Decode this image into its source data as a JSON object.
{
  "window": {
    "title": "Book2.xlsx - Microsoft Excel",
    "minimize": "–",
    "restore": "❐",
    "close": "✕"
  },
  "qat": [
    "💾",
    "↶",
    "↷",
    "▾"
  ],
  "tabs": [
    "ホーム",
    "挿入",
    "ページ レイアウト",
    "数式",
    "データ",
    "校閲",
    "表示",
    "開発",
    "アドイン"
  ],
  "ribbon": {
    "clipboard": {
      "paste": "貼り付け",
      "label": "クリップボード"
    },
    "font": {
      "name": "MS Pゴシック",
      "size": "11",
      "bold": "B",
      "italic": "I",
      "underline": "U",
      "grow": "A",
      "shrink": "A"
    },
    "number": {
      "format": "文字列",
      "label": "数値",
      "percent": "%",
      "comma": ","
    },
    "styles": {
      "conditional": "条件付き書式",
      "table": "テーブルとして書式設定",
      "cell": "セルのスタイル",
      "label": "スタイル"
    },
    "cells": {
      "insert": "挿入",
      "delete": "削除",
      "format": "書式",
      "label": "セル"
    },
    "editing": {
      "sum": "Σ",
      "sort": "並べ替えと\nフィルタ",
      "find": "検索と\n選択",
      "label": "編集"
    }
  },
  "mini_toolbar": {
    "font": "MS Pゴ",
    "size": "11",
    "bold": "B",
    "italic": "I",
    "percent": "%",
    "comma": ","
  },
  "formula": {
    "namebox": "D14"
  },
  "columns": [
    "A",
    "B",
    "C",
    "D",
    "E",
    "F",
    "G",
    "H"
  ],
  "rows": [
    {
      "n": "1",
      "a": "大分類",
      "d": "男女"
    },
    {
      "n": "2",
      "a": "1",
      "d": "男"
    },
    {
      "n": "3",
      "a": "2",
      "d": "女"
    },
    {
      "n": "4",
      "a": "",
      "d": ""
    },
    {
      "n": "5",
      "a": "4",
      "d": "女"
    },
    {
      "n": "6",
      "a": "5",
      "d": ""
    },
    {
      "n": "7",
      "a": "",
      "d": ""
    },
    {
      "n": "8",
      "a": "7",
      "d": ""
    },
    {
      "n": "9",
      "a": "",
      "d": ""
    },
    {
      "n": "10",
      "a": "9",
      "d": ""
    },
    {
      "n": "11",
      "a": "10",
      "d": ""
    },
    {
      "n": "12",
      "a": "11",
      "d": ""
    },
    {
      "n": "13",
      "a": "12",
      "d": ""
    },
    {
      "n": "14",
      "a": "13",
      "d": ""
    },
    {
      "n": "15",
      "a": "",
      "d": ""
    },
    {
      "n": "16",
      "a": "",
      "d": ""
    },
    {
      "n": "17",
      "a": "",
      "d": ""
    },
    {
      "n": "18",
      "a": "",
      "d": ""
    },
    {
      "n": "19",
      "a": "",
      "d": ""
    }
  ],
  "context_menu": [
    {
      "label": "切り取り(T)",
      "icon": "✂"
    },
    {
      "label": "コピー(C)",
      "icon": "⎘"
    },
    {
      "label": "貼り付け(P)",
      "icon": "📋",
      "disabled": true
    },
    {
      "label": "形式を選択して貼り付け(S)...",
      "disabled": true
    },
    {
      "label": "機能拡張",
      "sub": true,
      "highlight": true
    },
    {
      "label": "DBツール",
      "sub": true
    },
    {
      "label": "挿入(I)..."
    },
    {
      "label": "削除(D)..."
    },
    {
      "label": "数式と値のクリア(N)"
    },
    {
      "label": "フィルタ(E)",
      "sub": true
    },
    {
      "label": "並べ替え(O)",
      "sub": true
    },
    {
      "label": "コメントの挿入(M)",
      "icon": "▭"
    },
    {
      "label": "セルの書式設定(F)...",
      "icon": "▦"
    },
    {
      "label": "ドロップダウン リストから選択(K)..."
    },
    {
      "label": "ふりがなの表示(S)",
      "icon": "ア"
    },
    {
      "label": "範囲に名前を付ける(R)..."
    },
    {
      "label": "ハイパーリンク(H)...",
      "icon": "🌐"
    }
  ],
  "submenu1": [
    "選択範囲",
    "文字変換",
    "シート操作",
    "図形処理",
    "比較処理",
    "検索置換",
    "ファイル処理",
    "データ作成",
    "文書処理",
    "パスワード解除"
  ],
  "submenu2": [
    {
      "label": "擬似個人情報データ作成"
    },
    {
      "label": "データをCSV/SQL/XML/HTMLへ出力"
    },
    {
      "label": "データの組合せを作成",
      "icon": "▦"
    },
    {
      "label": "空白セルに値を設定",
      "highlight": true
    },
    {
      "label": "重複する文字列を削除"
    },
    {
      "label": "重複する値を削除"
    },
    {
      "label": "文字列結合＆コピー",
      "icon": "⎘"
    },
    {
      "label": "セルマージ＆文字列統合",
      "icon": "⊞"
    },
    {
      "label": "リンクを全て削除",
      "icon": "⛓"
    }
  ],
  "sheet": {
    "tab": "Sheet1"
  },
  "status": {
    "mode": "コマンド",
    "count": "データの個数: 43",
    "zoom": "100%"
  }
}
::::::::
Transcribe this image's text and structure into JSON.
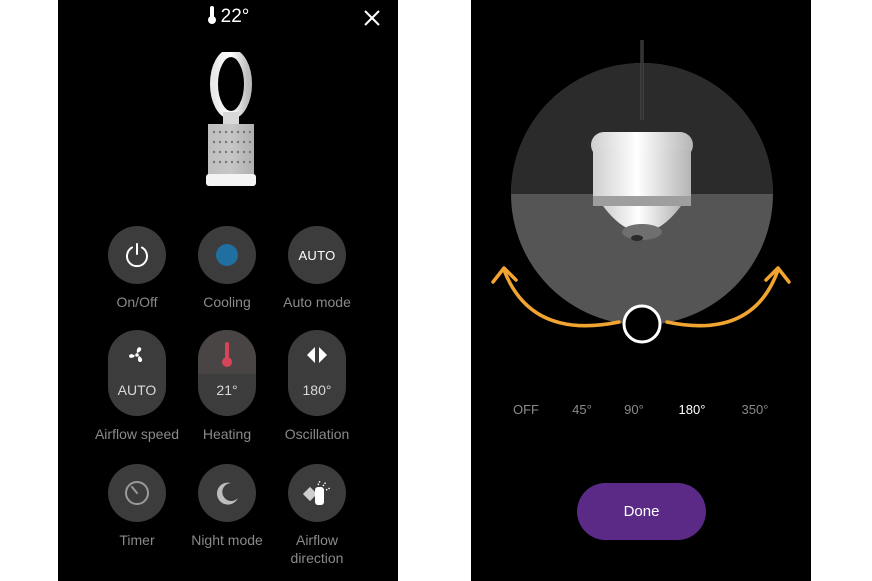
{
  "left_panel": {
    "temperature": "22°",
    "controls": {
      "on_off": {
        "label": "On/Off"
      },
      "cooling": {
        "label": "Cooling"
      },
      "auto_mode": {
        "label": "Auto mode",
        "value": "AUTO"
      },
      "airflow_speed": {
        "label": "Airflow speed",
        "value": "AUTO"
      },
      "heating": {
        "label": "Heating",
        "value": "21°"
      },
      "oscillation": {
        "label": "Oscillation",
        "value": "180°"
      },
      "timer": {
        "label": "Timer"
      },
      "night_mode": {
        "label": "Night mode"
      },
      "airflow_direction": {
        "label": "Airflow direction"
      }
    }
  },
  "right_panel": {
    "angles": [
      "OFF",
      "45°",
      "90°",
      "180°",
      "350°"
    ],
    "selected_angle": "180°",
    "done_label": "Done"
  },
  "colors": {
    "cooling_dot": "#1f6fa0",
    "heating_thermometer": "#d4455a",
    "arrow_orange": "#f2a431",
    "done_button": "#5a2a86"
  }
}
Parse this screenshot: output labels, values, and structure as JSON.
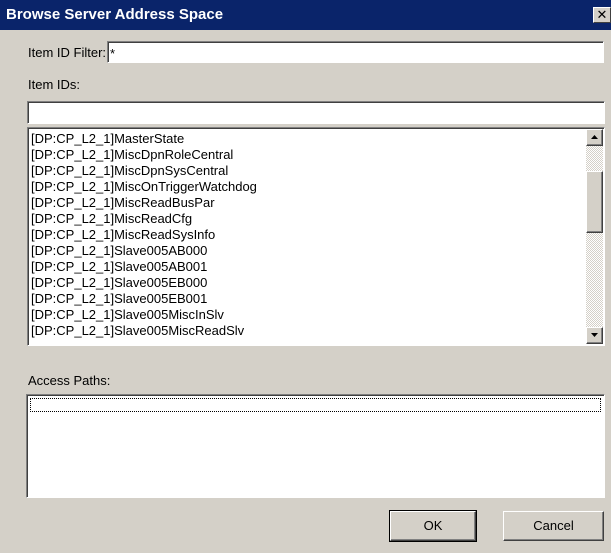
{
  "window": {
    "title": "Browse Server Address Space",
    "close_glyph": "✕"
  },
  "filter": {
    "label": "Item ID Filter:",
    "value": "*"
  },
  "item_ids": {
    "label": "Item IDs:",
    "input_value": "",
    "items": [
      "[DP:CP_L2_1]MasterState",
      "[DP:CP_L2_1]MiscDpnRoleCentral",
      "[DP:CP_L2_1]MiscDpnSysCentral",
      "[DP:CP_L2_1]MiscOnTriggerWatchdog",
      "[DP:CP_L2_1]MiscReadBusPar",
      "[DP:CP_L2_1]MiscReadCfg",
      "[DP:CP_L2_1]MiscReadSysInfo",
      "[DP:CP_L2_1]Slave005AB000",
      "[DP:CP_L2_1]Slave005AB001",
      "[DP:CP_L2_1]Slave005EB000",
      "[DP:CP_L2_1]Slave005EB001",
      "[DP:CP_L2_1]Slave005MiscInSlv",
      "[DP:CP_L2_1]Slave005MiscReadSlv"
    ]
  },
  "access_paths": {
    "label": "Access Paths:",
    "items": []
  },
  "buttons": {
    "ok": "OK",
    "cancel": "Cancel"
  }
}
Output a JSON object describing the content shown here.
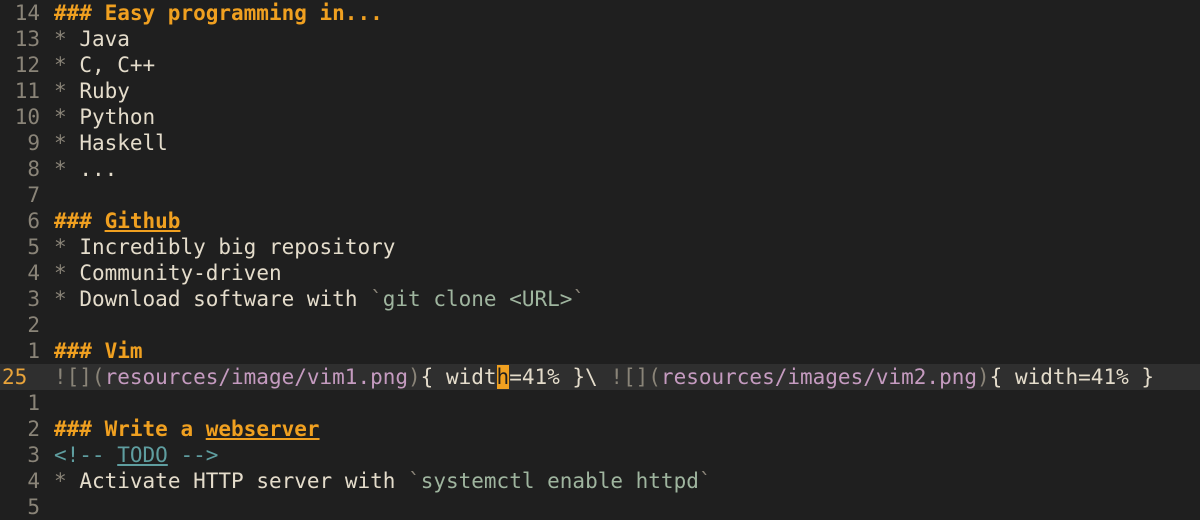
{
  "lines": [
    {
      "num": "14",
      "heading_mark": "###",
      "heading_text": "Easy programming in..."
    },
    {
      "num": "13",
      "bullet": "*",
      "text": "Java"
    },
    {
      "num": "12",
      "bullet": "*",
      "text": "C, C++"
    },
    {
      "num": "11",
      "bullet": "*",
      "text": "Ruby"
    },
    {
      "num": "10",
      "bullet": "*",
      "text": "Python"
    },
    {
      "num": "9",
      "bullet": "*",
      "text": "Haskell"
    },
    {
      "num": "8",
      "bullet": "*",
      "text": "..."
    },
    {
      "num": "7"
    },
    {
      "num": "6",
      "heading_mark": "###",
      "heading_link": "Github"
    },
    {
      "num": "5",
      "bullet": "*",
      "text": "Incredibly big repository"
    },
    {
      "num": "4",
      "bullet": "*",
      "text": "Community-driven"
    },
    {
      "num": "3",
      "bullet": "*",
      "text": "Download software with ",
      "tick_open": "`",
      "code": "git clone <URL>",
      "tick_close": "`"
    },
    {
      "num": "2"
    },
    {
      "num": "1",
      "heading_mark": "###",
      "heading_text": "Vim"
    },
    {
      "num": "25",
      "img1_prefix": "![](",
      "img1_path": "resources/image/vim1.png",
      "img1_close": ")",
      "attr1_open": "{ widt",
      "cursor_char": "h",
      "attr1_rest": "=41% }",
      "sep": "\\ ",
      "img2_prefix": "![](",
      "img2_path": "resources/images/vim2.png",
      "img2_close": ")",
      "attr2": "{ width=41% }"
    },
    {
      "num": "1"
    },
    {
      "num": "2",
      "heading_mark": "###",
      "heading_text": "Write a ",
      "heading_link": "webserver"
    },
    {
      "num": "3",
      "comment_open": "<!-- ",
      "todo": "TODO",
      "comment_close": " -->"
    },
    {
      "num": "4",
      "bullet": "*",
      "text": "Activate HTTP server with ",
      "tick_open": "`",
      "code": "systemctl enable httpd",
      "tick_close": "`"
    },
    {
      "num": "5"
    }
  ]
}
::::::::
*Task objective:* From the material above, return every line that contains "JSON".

*Output for this task:*
Decode this image into its source data as a JSON object.
Transcribe this image's text and structure into JSON.
Parse this screenshot: output labels, values, and structure as JSON.
Output a JSON object describing the content shown here.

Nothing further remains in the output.